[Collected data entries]
━━━━━━━━━━━━━━━━━━━━
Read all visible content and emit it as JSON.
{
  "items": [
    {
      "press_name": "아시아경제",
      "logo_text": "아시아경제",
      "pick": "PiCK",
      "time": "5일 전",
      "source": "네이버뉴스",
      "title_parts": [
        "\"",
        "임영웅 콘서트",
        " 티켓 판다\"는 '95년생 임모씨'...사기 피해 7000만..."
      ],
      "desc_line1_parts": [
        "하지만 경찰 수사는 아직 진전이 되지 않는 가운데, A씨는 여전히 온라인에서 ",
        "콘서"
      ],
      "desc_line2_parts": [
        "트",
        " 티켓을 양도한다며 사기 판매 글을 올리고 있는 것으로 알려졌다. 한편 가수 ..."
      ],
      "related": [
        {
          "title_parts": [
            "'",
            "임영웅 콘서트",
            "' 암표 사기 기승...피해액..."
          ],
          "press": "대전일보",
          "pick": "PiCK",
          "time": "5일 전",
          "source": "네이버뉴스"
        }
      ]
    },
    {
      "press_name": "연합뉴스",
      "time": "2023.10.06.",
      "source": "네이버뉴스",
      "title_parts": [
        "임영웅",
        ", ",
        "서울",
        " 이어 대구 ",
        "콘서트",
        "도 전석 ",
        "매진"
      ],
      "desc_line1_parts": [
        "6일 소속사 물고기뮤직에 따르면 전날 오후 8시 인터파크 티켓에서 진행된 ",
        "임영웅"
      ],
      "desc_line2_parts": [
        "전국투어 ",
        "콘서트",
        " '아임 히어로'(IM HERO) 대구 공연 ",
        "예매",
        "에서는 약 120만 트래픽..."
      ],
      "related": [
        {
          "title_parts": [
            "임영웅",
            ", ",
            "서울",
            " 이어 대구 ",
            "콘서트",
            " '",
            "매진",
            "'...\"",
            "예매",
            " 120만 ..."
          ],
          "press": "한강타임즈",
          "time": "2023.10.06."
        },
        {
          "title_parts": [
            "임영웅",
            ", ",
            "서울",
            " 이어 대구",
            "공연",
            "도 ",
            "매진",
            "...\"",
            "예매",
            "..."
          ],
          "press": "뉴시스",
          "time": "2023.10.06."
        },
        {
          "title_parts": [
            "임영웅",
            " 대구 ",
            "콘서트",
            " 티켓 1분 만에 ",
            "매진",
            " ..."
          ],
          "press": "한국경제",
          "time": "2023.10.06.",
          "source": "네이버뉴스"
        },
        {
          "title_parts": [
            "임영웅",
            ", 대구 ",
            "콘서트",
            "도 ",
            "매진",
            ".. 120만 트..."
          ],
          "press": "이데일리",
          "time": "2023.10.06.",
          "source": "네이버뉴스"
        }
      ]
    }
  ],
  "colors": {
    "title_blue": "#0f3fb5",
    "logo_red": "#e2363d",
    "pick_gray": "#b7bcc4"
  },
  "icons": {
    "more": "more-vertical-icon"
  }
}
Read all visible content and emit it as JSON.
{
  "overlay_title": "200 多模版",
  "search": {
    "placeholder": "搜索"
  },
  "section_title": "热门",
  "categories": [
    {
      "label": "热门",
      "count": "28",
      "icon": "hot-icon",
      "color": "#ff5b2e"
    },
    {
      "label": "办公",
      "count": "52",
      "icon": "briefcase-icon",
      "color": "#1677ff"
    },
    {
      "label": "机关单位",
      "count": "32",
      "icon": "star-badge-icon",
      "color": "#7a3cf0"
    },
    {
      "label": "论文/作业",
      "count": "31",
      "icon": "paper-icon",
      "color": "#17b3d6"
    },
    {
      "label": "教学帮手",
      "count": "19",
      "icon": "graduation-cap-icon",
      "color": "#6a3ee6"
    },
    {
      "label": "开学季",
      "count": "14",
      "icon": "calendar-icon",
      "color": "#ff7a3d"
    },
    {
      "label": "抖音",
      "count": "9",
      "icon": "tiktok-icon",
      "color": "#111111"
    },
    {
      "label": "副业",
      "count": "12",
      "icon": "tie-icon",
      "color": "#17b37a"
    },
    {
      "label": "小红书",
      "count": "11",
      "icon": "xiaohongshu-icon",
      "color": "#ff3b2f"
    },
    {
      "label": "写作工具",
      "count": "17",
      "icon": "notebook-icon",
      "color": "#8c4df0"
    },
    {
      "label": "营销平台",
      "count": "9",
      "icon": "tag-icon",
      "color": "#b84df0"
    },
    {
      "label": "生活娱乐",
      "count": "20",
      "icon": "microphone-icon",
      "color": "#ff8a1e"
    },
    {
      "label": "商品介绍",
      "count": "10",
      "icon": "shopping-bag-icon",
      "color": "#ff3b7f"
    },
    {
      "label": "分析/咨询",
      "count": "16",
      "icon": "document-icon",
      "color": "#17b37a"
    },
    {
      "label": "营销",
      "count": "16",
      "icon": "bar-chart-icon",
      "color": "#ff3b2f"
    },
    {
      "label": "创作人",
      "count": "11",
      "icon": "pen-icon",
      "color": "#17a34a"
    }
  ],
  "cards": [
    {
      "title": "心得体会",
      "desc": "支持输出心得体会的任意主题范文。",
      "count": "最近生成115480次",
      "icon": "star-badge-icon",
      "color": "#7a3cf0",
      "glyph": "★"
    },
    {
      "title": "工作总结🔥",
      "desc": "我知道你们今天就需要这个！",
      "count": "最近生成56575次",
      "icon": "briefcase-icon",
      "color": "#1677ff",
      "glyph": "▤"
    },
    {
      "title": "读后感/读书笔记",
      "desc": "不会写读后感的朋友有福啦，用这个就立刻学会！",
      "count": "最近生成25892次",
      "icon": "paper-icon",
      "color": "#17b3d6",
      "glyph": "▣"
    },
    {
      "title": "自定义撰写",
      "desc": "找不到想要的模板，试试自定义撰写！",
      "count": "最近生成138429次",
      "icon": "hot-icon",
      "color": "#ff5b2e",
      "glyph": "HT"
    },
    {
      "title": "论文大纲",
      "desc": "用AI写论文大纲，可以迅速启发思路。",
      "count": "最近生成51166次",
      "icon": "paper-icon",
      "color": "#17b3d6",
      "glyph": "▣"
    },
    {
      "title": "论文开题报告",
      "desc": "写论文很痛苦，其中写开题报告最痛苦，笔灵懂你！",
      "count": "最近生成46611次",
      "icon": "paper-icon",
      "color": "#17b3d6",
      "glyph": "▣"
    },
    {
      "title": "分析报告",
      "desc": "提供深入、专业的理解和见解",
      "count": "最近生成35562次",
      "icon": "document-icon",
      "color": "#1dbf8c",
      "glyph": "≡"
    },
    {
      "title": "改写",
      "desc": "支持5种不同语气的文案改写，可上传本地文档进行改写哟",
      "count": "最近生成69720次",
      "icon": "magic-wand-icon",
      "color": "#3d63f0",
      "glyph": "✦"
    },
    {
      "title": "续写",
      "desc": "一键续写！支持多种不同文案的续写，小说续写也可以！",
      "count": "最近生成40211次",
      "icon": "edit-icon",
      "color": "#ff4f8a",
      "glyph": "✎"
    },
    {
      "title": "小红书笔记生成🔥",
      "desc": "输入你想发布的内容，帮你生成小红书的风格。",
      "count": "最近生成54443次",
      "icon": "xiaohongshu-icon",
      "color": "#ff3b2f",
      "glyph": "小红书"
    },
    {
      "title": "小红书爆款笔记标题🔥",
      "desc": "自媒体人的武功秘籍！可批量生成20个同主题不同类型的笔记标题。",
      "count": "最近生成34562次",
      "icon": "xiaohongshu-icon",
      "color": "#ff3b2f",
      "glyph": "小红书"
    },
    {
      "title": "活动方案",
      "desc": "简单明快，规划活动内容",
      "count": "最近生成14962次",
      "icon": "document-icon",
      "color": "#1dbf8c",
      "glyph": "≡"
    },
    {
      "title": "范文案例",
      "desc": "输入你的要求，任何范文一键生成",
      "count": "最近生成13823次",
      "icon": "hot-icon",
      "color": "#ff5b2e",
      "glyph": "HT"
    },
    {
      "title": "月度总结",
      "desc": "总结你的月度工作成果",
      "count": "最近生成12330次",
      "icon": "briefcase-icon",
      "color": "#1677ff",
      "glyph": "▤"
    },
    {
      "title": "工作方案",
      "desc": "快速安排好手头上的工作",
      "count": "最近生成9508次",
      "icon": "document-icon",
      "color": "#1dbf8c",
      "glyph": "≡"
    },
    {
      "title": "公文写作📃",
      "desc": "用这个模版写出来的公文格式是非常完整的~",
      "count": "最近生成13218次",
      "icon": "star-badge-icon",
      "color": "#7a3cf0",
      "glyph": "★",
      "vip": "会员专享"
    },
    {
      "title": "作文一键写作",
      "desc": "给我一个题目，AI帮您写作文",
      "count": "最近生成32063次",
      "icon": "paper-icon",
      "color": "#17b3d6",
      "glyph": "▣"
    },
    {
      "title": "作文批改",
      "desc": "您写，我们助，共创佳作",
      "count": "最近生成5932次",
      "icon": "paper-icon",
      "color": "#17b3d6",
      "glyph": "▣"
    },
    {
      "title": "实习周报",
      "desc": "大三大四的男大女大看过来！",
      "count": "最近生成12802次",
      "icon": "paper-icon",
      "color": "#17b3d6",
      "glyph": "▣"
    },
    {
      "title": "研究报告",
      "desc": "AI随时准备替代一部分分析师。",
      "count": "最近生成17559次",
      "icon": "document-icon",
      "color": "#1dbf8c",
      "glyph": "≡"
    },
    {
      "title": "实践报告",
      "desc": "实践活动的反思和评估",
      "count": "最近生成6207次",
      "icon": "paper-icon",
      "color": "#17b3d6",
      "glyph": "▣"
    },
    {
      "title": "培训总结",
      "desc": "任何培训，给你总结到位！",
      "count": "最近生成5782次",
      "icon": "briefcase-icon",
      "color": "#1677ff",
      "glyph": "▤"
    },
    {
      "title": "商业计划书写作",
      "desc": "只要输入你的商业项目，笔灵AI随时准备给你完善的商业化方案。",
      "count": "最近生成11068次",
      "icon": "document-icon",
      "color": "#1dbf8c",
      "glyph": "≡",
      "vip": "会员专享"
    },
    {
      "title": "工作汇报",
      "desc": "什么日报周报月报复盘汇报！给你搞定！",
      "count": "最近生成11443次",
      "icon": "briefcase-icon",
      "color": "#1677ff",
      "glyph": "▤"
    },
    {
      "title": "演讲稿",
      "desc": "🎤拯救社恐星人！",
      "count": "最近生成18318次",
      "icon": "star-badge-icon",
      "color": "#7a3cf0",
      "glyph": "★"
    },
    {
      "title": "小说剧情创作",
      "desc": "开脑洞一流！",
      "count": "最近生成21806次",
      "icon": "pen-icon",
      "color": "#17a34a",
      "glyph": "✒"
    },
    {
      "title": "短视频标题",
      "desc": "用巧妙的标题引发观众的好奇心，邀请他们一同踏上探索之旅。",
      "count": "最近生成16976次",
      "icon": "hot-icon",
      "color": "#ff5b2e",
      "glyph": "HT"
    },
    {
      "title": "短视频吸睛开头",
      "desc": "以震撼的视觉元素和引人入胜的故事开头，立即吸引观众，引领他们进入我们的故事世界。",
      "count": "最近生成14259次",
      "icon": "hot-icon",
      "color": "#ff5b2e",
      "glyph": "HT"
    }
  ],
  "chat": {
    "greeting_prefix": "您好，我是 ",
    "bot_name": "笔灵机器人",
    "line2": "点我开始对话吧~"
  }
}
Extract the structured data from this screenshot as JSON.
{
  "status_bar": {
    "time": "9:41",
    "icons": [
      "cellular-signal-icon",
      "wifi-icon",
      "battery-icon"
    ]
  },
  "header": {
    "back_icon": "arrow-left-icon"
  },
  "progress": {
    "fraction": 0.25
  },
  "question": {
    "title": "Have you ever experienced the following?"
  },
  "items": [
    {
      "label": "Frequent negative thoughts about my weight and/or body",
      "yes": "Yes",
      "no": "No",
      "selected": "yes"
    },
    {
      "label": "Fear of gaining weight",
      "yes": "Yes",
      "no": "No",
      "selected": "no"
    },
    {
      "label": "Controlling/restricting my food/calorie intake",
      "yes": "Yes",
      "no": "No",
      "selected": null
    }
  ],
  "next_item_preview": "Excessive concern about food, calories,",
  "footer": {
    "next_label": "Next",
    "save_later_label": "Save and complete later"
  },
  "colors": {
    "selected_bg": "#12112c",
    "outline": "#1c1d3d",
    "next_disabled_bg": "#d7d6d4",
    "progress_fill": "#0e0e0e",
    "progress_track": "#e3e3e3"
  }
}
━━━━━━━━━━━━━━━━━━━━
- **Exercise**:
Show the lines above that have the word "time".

- **Reply to the task**:
      "time": "5일 전",
          "time": "5일 전",
      "time": "2023.10.06.",
          "time": "2023.10.06."
          "time": "2023.10.06."
          "time": "2023.10.06.",
          "time": "2023.10.06.",
    "time": "9:41",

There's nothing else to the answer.